Teaching leaders how to thoughtfully bust cages, then, is a worthwhile pursuit. (As is changing the laws and regulations that created those cages in the first place.) And while Rick prefers to focus on cage-busting as a set of actions and habits rather than cage-busters as heroic personalities, he was willing to name a few for me. “Kaya Henderson was a marvelous example—especially because she used a softer touch. Terry Grier is a nice one, he’s cerebral about the work. Deborah Gist was great at this as state chief in Rhode Island. Duncan Klussmann was a terrific example in Spring Branch.”
Yet are these just exceptions that prove the rule? How many of the nation’s 14,000 superintendents are engaged in cage-busting leadership? Are there thousands out there doing it, off the radar screen? Or are there really just a handful? And, if so, does this merely prove that the task of leading within our current system—or at least leading it to get dramatically better results—is like rolling a boulder up a hill?
Several philanthropists are betting that new and better training programs for school and system leaders will result in more cage-busting and change-making.

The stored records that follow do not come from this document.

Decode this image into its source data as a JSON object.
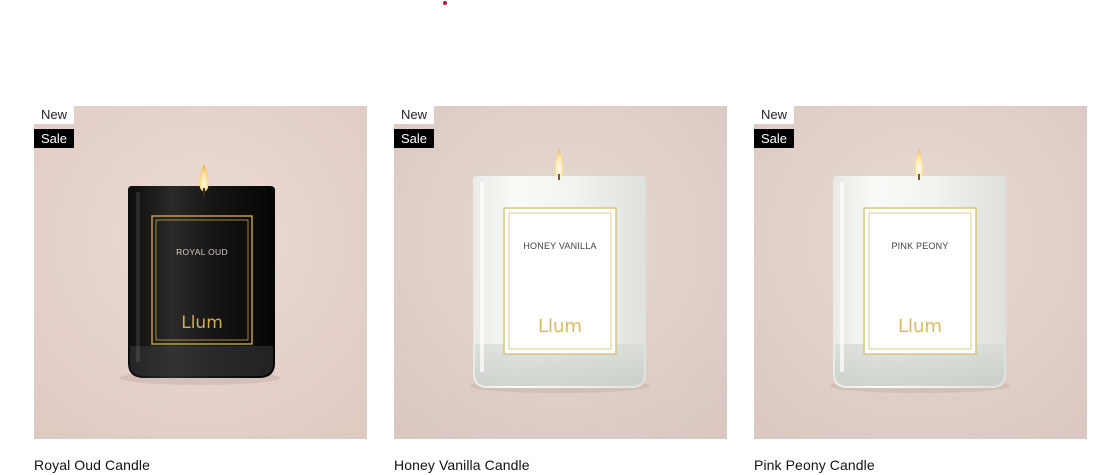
{
  "colors": {
    "background": "#ffffff",
    "accent_red": "#c8102e",
    "sale_badge_bg": "#000000",
    "new_badge_bg": "#ffffff"
  },
  "products": [
    {
      "title": "Royal Oud Candle",
      "badges": {
        "new": "New",
        "sale": "Sale"
      },
      "label_text": "ROYAL OUD",
      "brand": "Llum",
      "jar_style": "black-glass",
      "background": "#e8d6cf"
    },
    {
      "title": "Honey Vanilla Candle",
      "badges": {
        "new": "New",
        "sale": "Sale"
      },
      "label_text": "HONEY VANILLA",
      "brand": "Llum",
      "jar_style": "clear-glass",
      "background": "#e2d2cc"
    },
    {
      "title": "Pink Peony Candle",
      "badges": {
        "new": "New",
        "sale": "Sale"
      },
      "label_text": "PINK PEONY",
      "brand": "Llum",
      "jar_style": "clear-glass",
      "background": "#e2d3cd"
    }
  ]
}
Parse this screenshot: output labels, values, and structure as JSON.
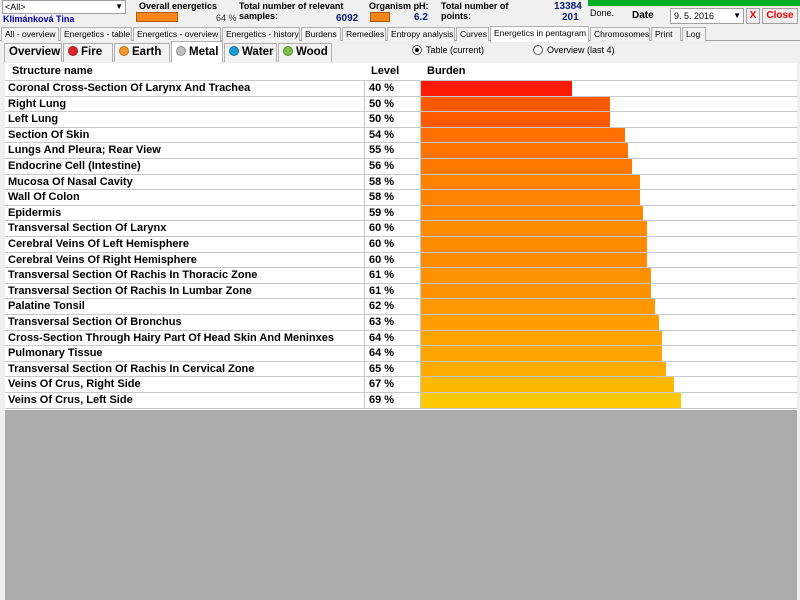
{
  "filter": {
    "selected": "<All>"
  },
  "patient": {
    "name": "Klimánková Tina"
  },
  "overall": {
    "label": "Overall energetics",
    "percent_text": "64 %",
    "bar_color": "#f7861c"
  },
  "samples": {
    "label": "Total number of relevant samples:",
    "value": "6092"
  },
  "ph": {
    "label": "Organism pH:",
    "value": "6.2"
  },
  "points": {
    "label": "Total number of points:",
    "value1": "13384",
    "value2": "201"
  },
  "status": {
    "text": "Done.",
    "progress": 1.0,
    "progress_color": "#06b025"
  },
  "date": {
    "label": "Date",
    "value": "9. 5. 2016"
  },
  "buttons": {
    "x_label": "X",
    "close_label": "Close"
  },
  "main_tabs": [
    {
      "label": "All - overview"
    },
    {
      "label": "Energetics - table"
    },
    {
      "label": "Energetics - overview"
    },
    {
      "label": "Energetics - history"
    },
    {
      "label": "Burdens"
    },
    {
      "label": "Remedies"
    },
    {
      "label": "Entropy analysis"
    },
    {
      "label": "Curves"
    },
    {
      "label": "Energetics in pentagram",
      "active": true
    },
    {
      "label": "Chromosomes"
    },
    {
      "label": "Print"
    },
    {
      "label": "Log"
    }
  ],
  "element_tabs": [
    {
      "label": "Overview",
      "color": null
    },
    {
      "label": "Fire",
      "color": "#d9262b"
    },
    {
      "label": "Earth",
      "color": "#f39a2d"
    },
    {
      "label": "Metal",
      "color": "#bfbfbf",
      "active": true
    },
    {
      "label": "Water",
      "color": "#1c9ad6"
    },
    {
      "label": "Wood",
      "color": "#7cc043"
    }
  ],
  "view_options": {
    "table_label": "Table (current)",
    "overview_label": "Overview (last 4)",
    "selected": "table"
  },
  "table": {
    "columns": {
      "name": "Structure name",
      "level": "Level",
      "burden": "Burden"
    },
    "rows": [
      {
        "name": "Coronal Cross-Section Of Larynx And Trachea",
        "level": "40 %",
        "burden": 40,
        "color": "#ff1a08"
      },
      {
        "name": "Right Lung",
        "level": "50 %",
        "burden": 50,
        "color": "#ff5a00"
      },
      {
        "name": "Left Lung",
        "level": "50 %",
        "burden": 50,
        "color": "#ff5a00"
      },
      {
        "name": "Section Of Skin",
        "level": "54 %",
        "burden": 54,
        "color": "#ff6e00"
      },
      {
        "name": "Lungs And Pleura; Rear View",
        "level": "55 %",
        "burden": 55,
        "color": "#ff7400"
      },
      {
        "name": "Endocrine Cell (Intestine)",
        "level": "56 %",
        "burden": 56,
        "color": "#ff7800"
      },
      {
        "name": "Mucosa Of Nasal Cavity",
        "level": "58 %",
        "burden": 58,
        "color": "#ff8200"
      },
      {
        "name": "Wall Of Colon",
        "level": "58 %",
        "burden": 58,
        "color": "#ff8200"
      },
      {
        "name": "Epidermis",
        "level": "59 %",
        "burden": 59,
        "color": "#ff8800"
      },
      {
        "name": "Transversal Section Of Larynx",
        "level": "60 %",
        "burden": 60,
        "color": "#ff8c00"
      },
      {
        "name": "Cerebral Veins Of Left Hemisphere",
        "level": "60 %",
        "burden": 60,
        "color": "#ff8c00"
      },
      {
        "name": "Cerebral Veins Of Right Hemisphere",
        "level": "60 %",
        "burden": 60,
        "color": "#ff8c00"
      },
      {
        "name": "Transversal Section Of Rachis In Thoracic Zone",
        "level": "61 %",
        "burden": 61,
        "color": "#ff9200"
      },
      {
        "name": "Transversal Section Of Rachis In Lumbar Zone",
        "level": "61 %",
        "burden": 61,
        "color": "#ff9200"
      },
      {
        "name": "Palatine Tonsil",
        "level": "62 %",
        "burden": 62,
        "color": "#ff9800"
      },
      {
        "name": "Transversal Section Of Bronchus",
        "level": "63 %",
        "burden": 63,
        "color": "#ff9e00"
      },
      {
        "name": "Cross-Section Through Hairy Part Of Head Skin And Meninxes",
        "level": "64 %",
        "burden": 64,
        "color": "#ffa400"
      },
      {
        "name": "Pulmonary Tissue",
        "level": "64 %",
        "burden": 64,
        "color": "#ffa400"
      },
      {
        "name": "Transversal Section Of Rachis In Cervical Zone",
        "level": "65 %",
        "burden": 65,
        "color": "#ffaa00"
      },
      {
        "name": "Veins Of Crus, Right Side",
        "level": "67 %",
        "burden": 67,
        "color": "#ffb800"
      },
      {
        "name": "Veins Of Crus, Left Side",
        "level": "69 %",
        "burden": 69,
        "color": "#ffc800"
      }
    ]
  }
}
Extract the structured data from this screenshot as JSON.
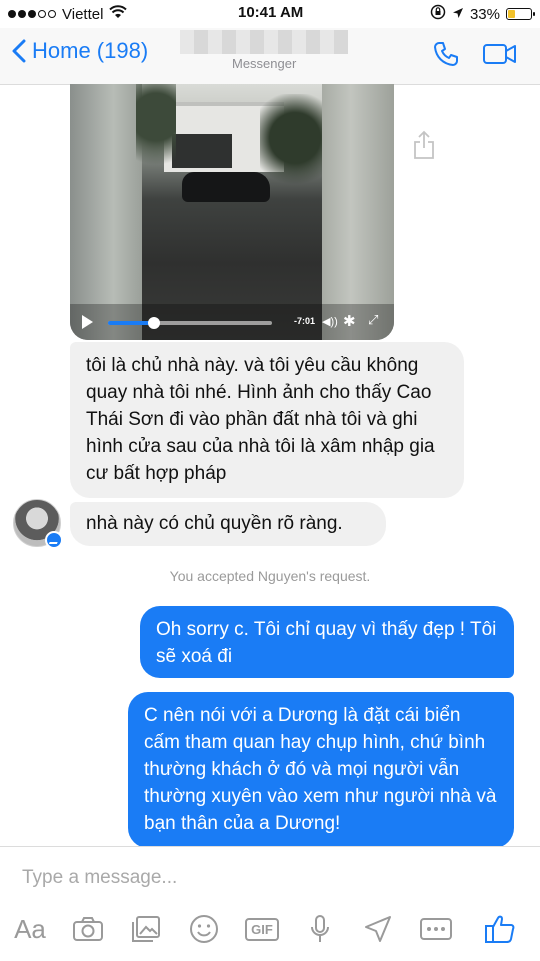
{
  "status_bar": {
    "carrier": "Viettel",
    "time": "10:41 AM",
    "battery_percent": "33%",
    "battery_level": 0.33,
    "signal_bars_filled": 3,
    "icons": [
      "wifi-icon",
      "rotation-lock-icon",
      "location-arrow-icon",
      "battery-icon"
    ]
  },
  "nav": {
    "back_label": "Home (198)",
    "subtitle": "Messenger",
    "icons": [
      "phone-icon",
      "video-call-icon"
    ]
  },
  "video": {
    "time_remaining": "-7:01",
    "progress": 0.28,
    "icons": [
      "play-icon",
      "volume-icon",
      "settings-gear-icon",
      "fullscreen-icon",
      "share-icon"
    ]
  },
  "messages": [
    {
      "direction": "incoming",
      "text": "tôi là chủ nhà này. và tôi yêu cầu không quay nhà tôi nhé. Hình ảnh cho thấy Cao Thái Sơn đi vào phần đất nhà tôi và ghi hình cửa sau của nhà tôi là xâm nhập gia cư bất hợp pháp"
    },
    {
      "direction": "incoming",
      "text": "nhà này có chủ quyền rõ ràng."
    },
    {
      "direction": "outgoing",
      "text": "Oh sorry c. Tôi chỉ quay vì thấy đẹp ! Tôi sẽ xoá đi"
    },
    {
      "direction": "outgoing",
      "text": "C nên nói với a Dương là đặt cái biển cấm tham quan hay chụp hình, chứ bình thường khách ở đó và mọi người vẫn thường xuyên vào xem như người nhà và bạn thân của a Dương!"
    }
  ],
  "system_message": "You accepted Nguyen's request.",
  "composer": {
    "placeholder": "Type a message...",
    "aa_label": "Aa",
    "gif_label": "GIF",
    "toolbar_icons": [
      "camera-icon",
      "gallery-icon",
      "sticker-icon",
      "gif-icon",
      "microphone-icon",
      "location-icon",
      "more-icon",
      "thumbs-up-icon"
    ]
  },
  "colors": {
    "accent": "#1a7cf5",
    "incoming_bubble": "#f0f0f0",
    "battery": "#f2c22b"
  }
}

The Broad Academy and Broad Residency are the best known for superintendents and central office staff; innovative models for principal training can be seen at New Leaders for New Schools, Relay Graduate School of Education, Rice University’s Education Entrepreneurship Program, the Woodrow Wilson Fellowship in Education Leadership, and—the new kid on the block—Ohio’s BRIGHT initiative. Another approach is for big districts to “grow their own,” like the D.C. Public Schools is doing.
Scaling these programs is a challenge. As Andrea Hodge, the head of Rice’s REEP program, told me, the big question is “who pays” for this type of investment. “It is a visionary superintendent who invests in the entrepreneurial capacity of his or her team.” Hodge also acknowledges the challenge of trying to change the system from within, so they are moving from training principals alone to developing reform-minded central office staff, too, and “facilitating learning across the system.”
I’m still skeptical. I just haven’t seen the kind of drive for continuous improvement in traditional districts that I’ve witnessed in charter networks like KIPP and Achievement First, where the very organizational DNA is obsessed with excellence and continuous improvement, always looking for more effective approaches to teaching and learning. I’ve got to believe that it’s something about the structure of the charter sector—its governance by mission-driven boards instead of local politicians; its ability to recruit and retain educators that share a vision rather than a collective bargaining agreement (and conventional preparation and certification); its sense of urgency driven by accountability to authorizers and funders—that makes the difference. If I were a philanthropist, I’d support leadership development efforts, but mostly for charter schools rather than district ones.
But if you disagree—if you believe that the right leader can indeed transform a school district despite all of the challenges—I’d love to know why.
– Mike Petrilli
This first appeared on Flypaper